Show only those lines of the entries where the string "title" is found.

--

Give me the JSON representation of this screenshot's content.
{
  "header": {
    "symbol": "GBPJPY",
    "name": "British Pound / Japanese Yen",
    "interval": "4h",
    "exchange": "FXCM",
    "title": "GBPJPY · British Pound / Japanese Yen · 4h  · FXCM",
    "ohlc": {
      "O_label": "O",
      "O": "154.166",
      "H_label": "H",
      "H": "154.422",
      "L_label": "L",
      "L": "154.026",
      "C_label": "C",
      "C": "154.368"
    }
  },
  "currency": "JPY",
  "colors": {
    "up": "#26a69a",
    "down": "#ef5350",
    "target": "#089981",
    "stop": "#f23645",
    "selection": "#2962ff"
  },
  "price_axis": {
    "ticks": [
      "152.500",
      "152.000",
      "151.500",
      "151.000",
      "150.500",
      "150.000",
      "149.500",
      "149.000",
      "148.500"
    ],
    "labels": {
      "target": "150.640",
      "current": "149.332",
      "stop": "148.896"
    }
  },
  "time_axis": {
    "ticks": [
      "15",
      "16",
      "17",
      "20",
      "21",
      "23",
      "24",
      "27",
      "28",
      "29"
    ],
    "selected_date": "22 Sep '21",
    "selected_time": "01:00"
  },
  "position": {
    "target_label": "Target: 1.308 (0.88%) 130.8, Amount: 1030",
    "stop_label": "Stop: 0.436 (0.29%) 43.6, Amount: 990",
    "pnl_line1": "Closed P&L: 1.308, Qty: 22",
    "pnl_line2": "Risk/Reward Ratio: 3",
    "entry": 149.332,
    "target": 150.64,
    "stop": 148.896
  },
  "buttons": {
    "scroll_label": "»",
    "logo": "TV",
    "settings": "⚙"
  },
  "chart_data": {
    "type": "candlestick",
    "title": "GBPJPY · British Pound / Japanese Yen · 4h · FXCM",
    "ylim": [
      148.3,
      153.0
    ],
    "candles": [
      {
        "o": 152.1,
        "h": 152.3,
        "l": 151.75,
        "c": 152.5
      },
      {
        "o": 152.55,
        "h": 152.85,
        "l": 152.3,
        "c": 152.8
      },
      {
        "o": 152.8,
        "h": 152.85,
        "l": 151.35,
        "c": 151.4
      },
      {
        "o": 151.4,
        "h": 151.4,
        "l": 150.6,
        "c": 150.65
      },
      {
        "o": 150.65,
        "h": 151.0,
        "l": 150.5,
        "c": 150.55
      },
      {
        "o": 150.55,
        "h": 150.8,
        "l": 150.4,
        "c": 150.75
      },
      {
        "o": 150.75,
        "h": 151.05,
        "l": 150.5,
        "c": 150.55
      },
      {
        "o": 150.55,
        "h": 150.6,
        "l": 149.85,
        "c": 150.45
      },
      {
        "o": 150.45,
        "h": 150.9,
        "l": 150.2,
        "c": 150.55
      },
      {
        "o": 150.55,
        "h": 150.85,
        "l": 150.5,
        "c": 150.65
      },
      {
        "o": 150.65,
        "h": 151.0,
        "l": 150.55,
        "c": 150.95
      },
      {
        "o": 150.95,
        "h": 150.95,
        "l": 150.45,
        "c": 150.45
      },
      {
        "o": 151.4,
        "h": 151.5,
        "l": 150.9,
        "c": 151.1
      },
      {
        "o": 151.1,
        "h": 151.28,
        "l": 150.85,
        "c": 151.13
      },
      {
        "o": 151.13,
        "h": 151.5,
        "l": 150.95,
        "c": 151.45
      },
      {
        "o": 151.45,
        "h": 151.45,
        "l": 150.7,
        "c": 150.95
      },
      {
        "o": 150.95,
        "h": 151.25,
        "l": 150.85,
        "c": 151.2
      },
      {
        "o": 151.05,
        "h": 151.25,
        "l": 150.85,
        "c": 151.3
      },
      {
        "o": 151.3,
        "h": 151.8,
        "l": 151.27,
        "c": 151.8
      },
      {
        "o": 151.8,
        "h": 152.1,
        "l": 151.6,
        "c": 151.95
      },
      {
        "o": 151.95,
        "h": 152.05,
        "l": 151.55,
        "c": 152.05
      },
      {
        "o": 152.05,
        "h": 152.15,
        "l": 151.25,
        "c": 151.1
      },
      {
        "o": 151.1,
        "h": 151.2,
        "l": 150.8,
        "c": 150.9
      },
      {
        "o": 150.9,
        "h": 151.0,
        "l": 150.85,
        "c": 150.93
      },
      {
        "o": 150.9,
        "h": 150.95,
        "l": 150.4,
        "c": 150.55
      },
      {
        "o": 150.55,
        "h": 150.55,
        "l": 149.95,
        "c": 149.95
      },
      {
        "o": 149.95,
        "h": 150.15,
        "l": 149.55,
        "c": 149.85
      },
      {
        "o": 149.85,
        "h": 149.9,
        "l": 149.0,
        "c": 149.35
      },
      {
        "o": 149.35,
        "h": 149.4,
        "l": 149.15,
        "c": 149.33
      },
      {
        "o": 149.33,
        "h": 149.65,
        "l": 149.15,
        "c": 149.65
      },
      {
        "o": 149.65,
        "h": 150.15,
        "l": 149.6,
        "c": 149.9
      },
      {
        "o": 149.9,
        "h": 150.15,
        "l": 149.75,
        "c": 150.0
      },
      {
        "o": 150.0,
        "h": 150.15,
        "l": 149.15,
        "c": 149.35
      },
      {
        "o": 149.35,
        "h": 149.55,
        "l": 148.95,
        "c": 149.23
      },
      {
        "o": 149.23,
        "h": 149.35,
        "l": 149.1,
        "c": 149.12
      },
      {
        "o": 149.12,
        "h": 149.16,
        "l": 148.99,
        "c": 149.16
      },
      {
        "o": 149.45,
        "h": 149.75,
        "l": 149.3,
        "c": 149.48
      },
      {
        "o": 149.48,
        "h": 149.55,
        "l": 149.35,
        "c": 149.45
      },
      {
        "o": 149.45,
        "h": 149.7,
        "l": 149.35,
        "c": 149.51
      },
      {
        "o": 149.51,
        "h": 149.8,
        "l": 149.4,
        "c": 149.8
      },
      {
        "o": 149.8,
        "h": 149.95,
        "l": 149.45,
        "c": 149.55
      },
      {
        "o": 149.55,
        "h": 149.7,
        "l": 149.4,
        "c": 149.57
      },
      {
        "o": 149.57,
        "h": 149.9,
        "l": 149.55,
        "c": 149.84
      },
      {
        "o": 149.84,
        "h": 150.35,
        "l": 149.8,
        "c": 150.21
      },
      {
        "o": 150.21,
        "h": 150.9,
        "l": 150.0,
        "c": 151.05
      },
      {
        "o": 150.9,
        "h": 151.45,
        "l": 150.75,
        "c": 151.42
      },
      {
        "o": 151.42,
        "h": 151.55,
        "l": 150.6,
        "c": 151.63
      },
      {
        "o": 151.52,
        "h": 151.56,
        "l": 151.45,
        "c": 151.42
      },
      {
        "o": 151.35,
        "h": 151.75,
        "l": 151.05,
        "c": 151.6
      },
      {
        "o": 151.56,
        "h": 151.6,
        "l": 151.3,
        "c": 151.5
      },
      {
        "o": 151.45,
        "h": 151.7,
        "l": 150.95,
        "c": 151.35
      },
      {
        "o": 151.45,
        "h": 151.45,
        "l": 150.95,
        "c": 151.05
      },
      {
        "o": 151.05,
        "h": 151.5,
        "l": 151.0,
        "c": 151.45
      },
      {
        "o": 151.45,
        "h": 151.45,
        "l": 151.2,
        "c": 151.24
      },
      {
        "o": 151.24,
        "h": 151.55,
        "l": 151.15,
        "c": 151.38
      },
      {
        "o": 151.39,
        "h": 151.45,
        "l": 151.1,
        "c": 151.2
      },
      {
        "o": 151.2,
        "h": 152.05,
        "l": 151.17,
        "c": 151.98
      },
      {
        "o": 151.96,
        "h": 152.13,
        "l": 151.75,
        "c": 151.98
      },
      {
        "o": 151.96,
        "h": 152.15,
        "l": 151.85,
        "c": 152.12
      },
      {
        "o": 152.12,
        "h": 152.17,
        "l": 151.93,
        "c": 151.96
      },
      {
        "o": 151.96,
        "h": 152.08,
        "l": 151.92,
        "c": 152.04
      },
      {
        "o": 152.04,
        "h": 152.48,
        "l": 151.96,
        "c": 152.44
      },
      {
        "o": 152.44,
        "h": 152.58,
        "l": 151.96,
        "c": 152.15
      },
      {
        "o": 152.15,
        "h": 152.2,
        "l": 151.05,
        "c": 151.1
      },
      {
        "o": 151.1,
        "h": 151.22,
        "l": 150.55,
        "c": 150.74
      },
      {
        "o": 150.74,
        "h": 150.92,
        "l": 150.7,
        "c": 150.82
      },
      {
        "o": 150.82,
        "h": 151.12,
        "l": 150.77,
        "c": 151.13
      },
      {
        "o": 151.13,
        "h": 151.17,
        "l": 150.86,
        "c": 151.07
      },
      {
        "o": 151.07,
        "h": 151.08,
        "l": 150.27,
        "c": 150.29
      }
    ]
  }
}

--

## Task answer
    "title": "GBPJPY · British Pound / Japanese Yen · 4h  · FXCM",
    "title": "GBPJPY · British Pound / Japanese Yen · 4h · FXCM",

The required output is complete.